INSTRUCTIONS TO FOLLOW
Beginning with the line that contains "Convert this screenshot", print each line to the end of the data exactly. Omit the pictures.
---------- EXCERPTED DATA ----------
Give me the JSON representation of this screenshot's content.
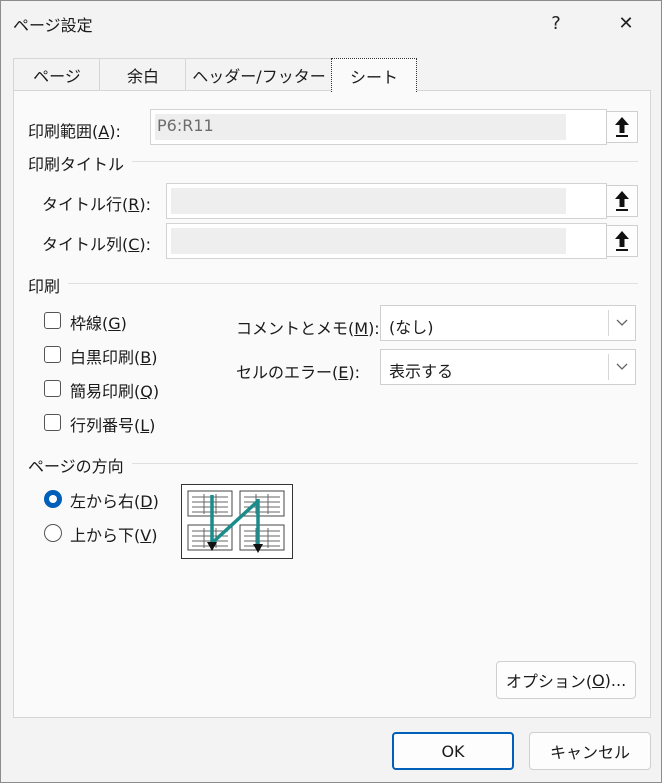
{
  "window": {
    "title": "ページ設定",
    "help_glyph": "?",
    "close_glyph": "✕"
  },
  "tabs": [
    {
      "label": "ページ",
      "active": false
    },
    {
      "label": "余白",
      "active": false
    },
    {
      "label": "ヘッダー/フッター",
      "active": false
    },
    {
      "label": "シート",
      "active": true
    }
  ],
  "print_area": {
    "label": "印刷範囲(",
    "key": "A",
    "suffix": "):",
    "value": "P6:R11"
  },
  "print_titles": {
    "heading": "印刷タイトル",
    "rows": {
      "label": "タイトル行(",
      "key": "R",
      "suffix": "):",
      "value": ""
    },
    "cols": {
      "label": "タイトル列(",
      "key": "C",
      "suffix": "):",
      "value": ""
    }
  },
  "print": {
    "heading": "印刷",
    "options": [
      {
        "label": "枠線(",
        "key": "G",
        "suffix": ")",
        "checked": false
      },
      {
        "label": "白黒印刷(",
        "key": "B",
        "suffix": ")",
        "checked": false
      },
      {
        "label": "簡易印刷(",
        "key": "Q",
        "suffix": ")",
        "checked": false
      },
      {
        "label": "行列番号(",
        "key": "L",
        "suffix": ")",
        "checked": false
      }
    ],
    "comments": {
      "label": "コメントとメモ(",
      "key": "M",
      "suffix": "):",
      "value": "(なし)"
    },
    "errors": {
      "label": "セルのエラー(",
      "key": "E",
      "suffix": "):",
      "value": "表示する"
    }
  },
  "page_order": {
    "heading": "ページの方向",
    "options": [
      {
        "label": "左から右(",
        "key": "D",
        "suffix": ")",
        "selected": true
      },
      {
        "label": "上から下(",
        "key": "V",
        "suffix": ")",
        "selected": false
      }
    ]
  },
  "buttons": {
    "options": {
      "label": "オプション(",
      "key": "O",
      "suffix": ")..."
    },
    "ok": "OK",
    "cancel": "キャンセル"
  },
  "colors": {
    "accent": "#005fb8",
    "arrow": "#1a8c8c"
  }
}
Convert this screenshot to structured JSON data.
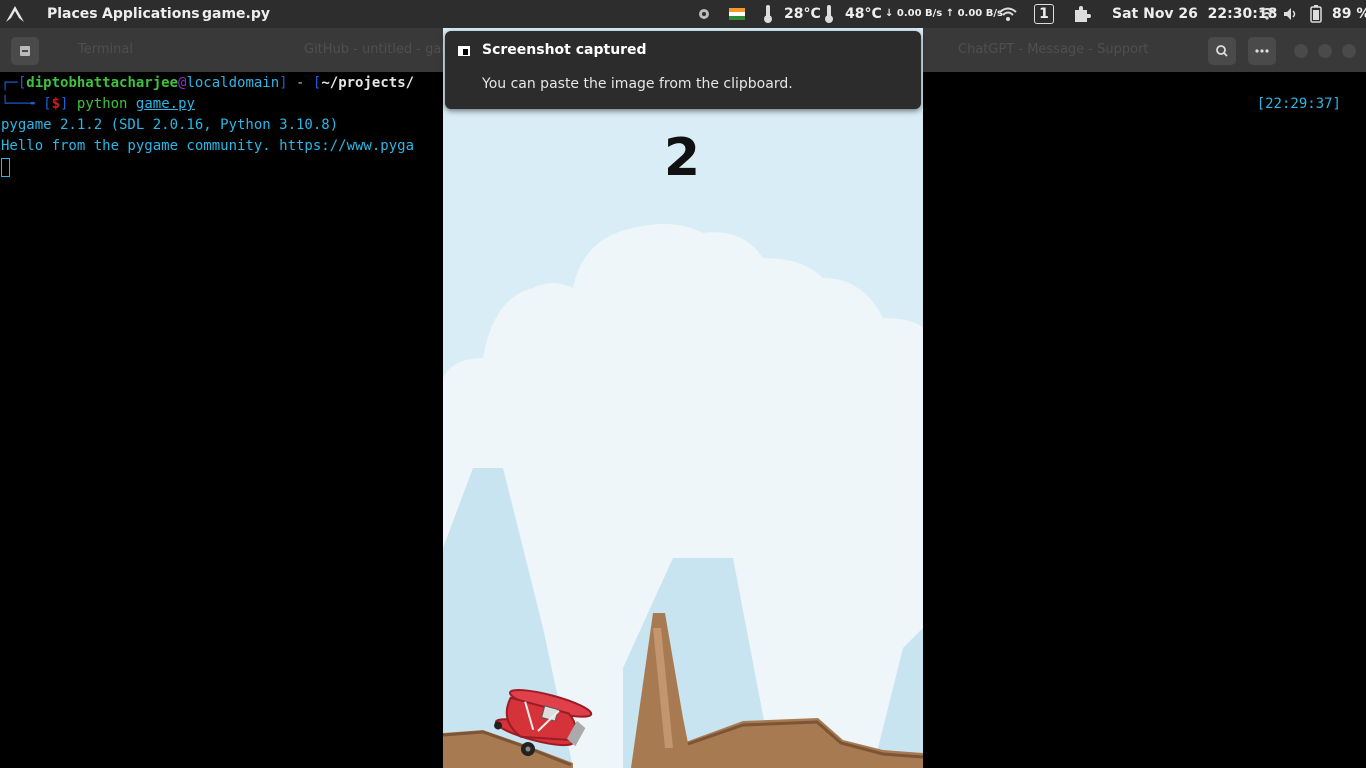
{
  "top_panel": {
    "places": "Places",
    "applications": "Applications",
    "active_app": "game.py",
    "cpu_temp": "28°C",
    "gpu_temp": "48°C",
    "net_speed": "↓ 0.00 B/s ↑ 0.00 B/s",
    "workspace": "1",
    "date": "Sat Nov 26",
    "time": "22:30:18",
    "battery": "89 %"
  },
  "terminal": {
    "user": "diptobhattacharjee",
    "at": "@",
    "host": "localdomain",
    "path": "~/projects/",
    "prompt": "$",
    "command": "python",
    "argument": "game.py",
    "timestamp": "[22:29:37]",
    "output_line1": "pygame 2.1.2 (SDL 2.0.16, Python 3.10.8)",
    "output_line2": "Hello from the pygame community. https://www.pyga"
  },
  "game": {
    "score": "2",
    "colors": {
      "sky": "#d8edf6",
      "plane": "#d6323a",
      "ground": "#a87a52"
    }
  },
  "notification": {
    "title": "Screenshot captured",
    "body": "You can paste the image from the clipboard."
  }
}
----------
RESPONSE BELOW
Convert this screenshot to structured JSON data.
{
  "top_panel": {
    "places": "Places",
    "applications": "Applications",
    "active_app": "game.py",
    "cpu_temp": "28°C",
    "gpu_temp": "48°C",
    "net_speed": "↓ 0.00 B/s ↑ 0.00 B/s",
    "workspace": "1",
    "date": "Sat Nov 26",
    "time": "22:30:18",
    "battery": "89 %"
  },
  "terminal": {
    "user": "diptobhattacharjee",
    "at": "@",
    "host": "localdomain",
    "path": "~/projects/",
    "prompt": "$",
    "command": "python",
    "argument": "game.py",
    "timestamp": "[22:29:37]",
    "output_line1": "pygame 2.1.2 (SDL 2.0.16, Python 3.10.8)",
    "output_line2": "Hello from the pygame community. https://www.pyga"
  },
  "game": {
    "score": "2",
    "colors": {
      "sky": "#d8edf6",
      "plane": "#d6323a",
      "ground": "#a87a52"
    }
  },
  "notification": {
    "title": "Screenshot captured",
    "body": "You can paste the image from the clipboard."
  }
}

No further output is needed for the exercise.